Data about app and page elements:
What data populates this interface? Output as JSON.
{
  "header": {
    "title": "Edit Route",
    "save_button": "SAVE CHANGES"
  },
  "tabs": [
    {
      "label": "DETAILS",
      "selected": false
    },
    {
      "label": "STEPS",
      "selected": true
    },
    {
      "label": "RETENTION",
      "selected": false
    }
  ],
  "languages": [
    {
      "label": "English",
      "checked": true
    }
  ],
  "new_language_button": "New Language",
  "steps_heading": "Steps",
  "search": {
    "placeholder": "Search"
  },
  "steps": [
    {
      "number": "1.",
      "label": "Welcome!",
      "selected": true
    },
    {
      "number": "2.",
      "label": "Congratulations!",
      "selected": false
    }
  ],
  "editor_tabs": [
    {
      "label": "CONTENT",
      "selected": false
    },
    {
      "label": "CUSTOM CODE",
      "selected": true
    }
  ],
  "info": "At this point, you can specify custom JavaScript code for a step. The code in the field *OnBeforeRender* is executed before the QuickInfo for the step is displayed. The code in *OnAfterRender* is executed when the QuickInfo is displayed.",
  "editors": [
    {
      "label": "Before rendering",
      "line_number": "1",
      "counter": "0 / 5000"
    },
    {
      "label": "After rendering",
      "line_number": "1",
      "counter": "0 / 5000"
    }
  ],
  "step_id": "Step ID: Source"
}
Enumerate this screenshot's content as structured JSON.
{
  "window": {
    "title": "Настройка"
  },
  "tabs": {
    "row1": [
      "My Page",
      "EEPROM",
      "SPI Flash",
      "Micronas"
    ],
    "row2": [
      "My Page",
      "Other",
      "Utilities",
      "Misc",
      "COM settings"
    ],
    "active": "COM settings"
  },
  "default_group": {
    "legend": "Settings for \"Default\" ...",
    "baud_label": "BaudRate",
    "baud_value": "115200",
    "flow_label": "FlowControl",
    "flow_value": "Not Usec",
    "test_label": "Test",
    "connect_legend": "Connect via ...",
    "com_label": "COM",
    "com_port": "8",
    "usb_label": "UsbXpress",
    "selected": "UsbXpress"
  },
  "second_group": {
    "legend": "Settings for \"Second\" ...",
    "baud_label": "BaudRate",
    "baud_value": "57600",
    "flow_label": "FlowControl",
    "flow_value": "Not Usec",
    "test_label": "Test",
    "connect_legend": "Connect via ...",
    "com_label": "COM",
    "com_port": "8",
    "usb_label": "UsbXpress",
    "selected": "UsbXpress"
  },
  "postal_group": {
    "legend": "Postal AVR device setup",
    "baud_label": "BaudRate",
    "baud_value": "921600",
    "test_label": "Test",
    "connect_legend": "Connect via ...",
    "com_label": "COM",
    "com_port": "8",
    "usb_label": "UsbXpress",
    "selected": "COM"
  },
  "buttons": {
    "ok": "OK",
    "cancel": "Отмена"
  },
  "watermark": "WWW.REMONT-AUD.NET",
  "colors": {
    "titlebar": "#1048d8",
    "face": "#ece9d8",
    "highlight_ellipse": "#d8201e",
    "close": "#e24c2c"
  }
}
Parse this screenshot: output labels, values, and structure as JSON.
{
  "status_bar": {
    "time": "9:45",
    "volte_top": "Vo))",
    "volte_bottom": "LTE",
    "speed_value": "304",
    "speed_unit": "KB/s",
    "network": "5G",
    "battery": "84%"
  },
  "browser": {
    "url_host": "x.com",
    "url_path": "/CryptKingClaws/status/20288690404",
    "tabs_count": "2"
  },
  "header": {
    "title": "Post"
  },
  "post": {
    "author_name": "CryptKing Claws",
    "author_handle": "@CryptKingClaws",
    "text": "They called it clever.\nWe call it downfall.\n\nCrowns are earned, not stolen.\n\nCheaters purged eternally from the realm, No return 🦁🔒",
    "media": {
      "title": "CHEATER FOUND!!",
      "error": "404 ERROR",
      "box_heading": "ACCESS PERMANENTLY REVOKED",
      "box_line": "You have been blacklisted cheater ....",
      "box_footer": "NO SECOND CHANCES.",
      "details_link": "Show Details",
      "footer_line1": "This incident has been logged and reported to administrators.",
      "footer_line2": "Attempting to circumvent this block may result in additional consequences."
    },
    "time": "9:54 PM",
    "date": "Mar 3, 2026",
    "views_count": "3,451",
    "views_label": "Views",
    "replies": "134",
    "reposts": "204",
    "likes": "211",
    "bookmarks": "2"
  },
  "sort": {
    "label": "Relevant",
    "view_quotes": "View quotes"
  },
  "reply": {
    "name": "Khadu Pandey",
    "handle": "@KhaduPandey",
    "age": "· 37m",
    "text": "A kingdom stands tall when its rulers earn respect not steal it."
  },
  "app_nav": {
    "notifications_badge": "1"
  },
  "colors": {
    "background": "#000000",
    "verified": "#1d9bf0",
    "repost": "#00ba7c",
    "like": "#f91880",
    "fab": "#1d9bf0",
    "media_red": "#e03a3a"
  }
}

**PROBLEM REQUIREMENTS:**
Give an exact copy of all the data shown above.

**THE ANSWER:**
What data populates this interface? Output as JSON.
{
  "header": {
    "title": "Edit Route",
    "save_button": "SAVE CHANGES"
  },
  "tabs": [
    {
      "label": "DETAILS",
      "selected": false
    },
    {
      "label": "STEPS",
      "selected": true
    },
    {
      "label": "RETENTION",
      "selected": false
    }
  ],
  "languages": [
    {
      "label": "English",
      "checked": true
    }
  ],
  "new_language_button": "New Language",
  "steps_heading": "Steps",
  "search": {
    "placeholder": "Search"
  },
  "steps": [
    {
      "number": "1.",
      "label": "Welcome!",
      "selected": true
    },
    {
      "number": "2.",
      "label": "Congratulations!",
      "selected": false
    }
  ],
  "editor_tabs": [
    {
      "label": "CONTENT",
      "selected": false
    },
    {
      "label": "CUSTOM CODE",
      "selected": true
    }
  ],
  "info": "At this point, you can specify custom JavaScript code for a step. The code in the field *OnBeforeRender* is executed before the QuickInfo for the step is displayed. The code in *OnAfterRender* is executed when the QuickInfo is displayed.",
  "editors": [
    {
      "label": "Before rendering",
      "line_number": "1",
      "counter": "0 / 5000"
    },
    {
      "label": "After rendering",
      "line_number": "1",
      "counter": "0 / 5000"
    }
  ],
  "step_id": "Step ID: Source"
}
Enumerate this screenshot's content as structured JSON.
{
  "window": {
    "title": "Настройка"
  },
  "tabs": {
    "row1": [
      "My Page",
      "EEPROM",
      "SPI Flash",
      "Micronas"
    ],
    "row2": [
      "My Page",
      "Other",
      "Utilities",
      "Misc",
      "COM settings"
    ],
    "active": "COM settings"
  },
  "default_group": {
    "legend": "Settings for \"Default\" ...",
    "baud_label": "BaudRate",
    "baud_value": "115200",
    "flow_label": "FlowControl",
    "flow_value": "Not Usec",
    "test_label": "Test",
    "connect_legend": "Connect via ...",
    "com_label": "COM",
    "com_port": "8",
    "usb_label": "UsbXpress",
    "selected": "UsbXpress"
  },
  "second_group": {
    "legend": "Settings for \"Second\" ...",
    "baud_label": "BaudRate",
    "baud_value": "57600",
    "flow_label": "FlowControl",
    "flow_value": "Not Usec",
    "test_label": "Test",
    "connect_legend": "Connect via ...",
    "com_label": "COM",
    "com_port": "8",
    "usb_label": "UsbXpress",
    "selected": "UsbXpress"
  },
  "postal_group": {
    "legend": "Postal AVR device setup",
    "baud_label": "BaudRate",
    "baud_value": "921600",
    "test_label": "Test",
    "connect_legend": "Connect via ...",
    "com_label": "COM",
    "com_port": "8",
    "usb_label": "UsbXpress",
    "selected": "COM"
  },
  "buttons": {
    "ok": "OK",
    "cancel": "Отмена"
  },
  "watermark": "WWW.REMONT-AUD.NET",
  "colors": {
    "titlebar": "#1048d8",
    "face": "#ece9d8",
    "highlight_ellipse": "#d8201e",
    "close": "#e24c2c"
  }
}
Parse this screenshot: output labels, values, and structure as JSON.
{
  "status_bar": {
    "time": "9:45",
    "volte_top": "Vo))",
    "volte_bottom": "LTE",
    "speed_value": "304",
    "speed_unit": "KB/s",
    "network": "5G",
    "battery": "84%"
  },
  "browser": {
    "url_host": "x.com",
    "url_path": "/CryptKingClaws/status/20288690404",
    "tabs_count": "2"
  },
  "header": {
    "title": "Post"
  },
  "post": {
    "author_name": "CryptKing Claws",
    "author_handle": "@CryptKingClaws",
    "text": "They called it clever.\nWe call it downfall.\n\nCrowns are earned, not stolen.\n\nCheaters purged eternally from the realm, No return 🦁🔒",
    "media": {
      "title": "CHEATER FOUND!!",
      "error": "404 ERROR",
      "box_heading": "ACCESS PERMANENTLY REVOKED",
      "box_line": "You have been blacklisted cheater ....",
      "box_footer": "NO SECOND CHANCES.",
      "details_link": "Show Details",
      "footer_line1": "This incident has been logged and reported to administrators.",
      "footer_line2": "Attempting to circumvent this block may result in additional consequences."
    },
    "time": "9:54 PM",
    "date": "Mar 3, 2026",
    "views_count": "3,451",
    "views_label": "Views",
    "replies": "134",
    "reposts": "204",
    "likes": "211",
    "bookmarks": "2"
  },
  "sort": {
    "label": "Relevant",
    "view_quotes": "View quotes"
  },
  "reply": {
    "name": "Khadu Pandey",
    "handle": "@KhaduPandey",
    "age": "· 37m",
    "text": "A kingdom stands tall when its rulers earn respect not steal it."
  },
  "app_nav": {
    "notifications_badge": "1"
  },
  "colors": {
    "background": "#000000",
    "verified": "#1d9bf0",
    "repost": "#00ba7c",
    "like": "#f91880",
    "fab": "#1d9bf0",
    "media_red": "#e03a3a"
  }
}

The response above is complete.